State how many lines in the listing below hold the string "credit"; nothing else is wanted.

==== Given records ====

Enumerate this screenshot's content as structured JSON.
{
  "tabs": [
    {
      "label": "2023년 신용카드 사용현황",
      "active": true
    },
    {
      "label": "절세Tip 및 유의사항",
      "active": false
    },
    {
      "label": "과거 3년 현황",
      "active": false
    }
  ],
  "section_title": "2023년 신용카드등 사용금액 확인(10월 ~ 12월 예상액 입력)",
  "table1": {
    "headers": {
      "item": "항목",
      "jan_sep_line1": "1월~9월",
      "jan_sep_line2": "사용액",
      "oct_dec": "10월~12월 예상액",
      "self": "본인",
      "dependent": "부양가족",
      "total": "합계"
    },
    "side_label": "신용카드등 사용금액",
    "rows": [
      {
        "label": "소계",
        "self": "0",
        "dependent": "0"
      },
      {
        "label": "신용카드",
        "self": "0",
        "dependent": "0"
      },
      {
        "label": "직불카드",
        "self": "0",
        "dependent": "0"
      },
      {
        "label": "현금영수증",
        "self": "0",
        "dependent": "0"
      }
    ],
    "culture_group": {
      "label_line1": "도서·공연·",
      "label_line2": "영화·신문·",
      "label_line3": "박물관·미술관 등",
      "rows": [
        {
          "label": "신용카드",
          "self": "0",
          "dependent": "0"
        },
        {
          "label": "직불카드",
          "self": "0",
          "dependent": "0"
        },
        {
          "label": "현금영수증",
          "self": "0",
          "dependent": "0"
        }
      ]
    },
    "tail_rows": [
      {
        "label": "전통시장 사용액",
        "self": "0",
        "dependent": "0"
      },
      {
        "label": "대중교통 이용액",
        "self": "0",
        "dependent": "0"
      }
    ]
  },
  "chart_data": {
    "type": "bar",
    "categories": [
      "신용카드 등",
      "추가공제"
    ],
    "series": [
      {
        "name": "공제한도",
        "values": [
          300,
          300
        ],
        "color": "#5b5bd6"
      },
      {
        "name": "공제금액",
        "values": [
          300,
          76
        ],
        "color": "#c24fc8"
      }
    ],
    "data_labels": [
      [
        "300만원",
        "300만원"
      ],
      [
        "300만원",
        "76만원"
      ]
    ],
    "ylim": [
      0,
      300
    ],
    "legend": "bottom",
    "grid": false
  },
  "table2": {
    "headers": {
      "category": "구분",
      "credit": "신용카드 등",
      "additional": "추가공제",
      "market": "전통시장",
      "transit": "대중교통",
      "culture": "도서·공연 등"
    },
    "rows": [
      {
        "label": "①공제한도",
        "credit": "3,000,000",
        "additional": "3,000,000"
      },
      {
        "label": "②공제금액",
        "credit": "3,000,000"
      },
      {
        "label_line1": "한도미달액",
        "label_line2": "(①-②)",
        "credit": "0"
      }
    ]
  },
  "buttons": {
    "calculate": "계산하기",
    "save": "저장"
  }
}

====

Problem solution →
4